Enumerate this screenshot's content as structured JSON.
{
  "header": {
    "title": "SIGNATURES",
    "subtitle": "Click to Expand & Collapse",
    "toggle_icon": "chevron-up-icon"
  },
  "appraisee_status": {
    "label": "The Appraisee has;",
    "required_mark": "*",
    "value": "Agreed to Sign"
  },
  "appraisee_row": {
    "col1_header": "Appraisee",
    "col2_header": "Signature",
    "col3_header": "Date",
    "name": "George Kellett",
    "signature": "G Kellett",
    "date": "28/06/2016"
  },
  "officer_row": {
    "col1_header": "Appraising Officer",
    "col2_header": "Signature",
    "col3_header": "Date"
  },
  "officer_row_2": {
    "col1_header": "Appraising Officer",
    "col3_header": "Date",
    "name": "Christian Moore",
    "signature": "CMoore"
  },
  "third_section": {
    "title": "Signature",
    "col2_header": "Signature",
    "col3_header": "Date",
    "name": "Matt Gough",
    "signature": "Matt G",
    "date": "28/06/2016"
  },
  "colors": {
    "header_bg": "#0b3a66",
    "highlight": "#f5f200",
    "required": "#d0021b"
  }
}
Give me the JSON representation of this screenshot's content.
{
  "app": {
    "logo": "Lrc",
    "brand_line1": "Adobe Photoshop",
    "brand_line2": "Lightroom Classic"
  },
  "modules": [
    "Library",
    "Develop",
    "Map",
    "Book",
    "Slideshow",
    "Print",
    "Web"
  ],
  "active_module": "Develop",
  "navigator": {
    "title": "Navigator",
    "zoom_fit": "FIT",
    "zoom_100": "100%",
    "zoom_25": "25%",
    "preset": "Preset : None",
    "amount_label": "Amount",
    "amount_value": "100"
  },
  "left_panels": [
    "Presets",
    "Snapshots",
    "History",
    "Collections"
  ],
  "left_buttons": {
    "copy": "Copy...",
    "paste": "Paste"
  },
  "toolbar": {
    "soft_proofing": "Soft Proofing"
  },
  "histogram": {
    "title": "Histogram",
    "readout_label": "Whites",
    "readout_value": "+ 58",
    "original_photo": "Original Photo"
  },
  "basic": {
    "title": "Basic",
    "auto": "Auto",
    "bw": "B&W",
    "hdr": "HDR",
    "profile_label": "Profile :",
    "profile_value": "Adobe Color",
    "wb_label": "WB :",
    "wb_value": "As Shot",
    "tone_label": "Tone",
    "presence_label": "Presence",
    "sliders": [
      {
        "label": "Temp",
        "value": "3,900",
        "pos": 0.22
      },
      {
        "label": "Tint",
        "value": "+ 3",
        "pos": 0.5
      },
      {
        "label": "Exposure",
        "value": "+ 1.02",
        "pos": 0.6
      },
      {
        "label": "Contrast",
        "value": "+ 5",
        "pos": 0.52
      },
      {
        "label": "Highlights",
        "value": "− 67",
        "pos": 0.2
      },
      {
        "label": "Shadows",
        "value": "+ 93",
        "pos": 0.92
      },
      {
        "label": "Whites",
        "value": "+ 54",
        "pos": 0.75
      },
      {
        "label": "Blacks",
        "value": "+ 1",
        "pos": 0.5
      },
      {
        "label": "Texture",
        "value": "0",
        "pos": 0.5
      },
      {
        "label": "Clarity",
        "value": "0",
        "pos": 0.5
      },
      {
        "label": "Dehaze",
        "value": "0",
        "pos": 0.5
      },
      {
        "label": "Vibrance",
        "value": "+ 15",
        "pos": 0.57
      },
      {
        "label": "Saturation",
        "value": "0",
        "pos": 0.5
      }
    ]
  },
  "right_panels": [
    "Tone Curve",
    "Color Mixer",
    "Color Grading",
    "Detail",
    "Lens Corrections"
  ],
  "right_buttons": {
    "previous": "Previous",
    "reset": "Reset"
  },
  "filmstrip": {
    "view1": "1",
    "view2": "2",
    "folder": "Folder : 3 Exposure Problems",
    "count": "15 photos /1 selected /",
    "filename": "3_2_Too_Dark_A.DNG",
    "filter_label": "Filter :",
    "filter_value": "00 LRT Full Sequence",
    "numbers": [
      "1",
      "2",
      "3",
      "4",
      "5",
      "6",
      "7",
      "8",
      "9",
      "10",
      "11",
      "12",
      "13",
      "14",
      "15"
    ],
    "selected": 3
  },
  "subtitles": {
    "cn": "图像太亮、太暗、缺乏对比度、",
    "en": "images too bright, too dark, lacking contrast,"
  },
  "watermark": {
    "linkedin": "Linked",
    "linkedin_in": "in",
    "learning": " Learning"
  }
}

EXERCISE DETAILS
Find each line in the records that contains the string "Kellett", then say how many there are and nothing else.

WRITTEN ANSWER
2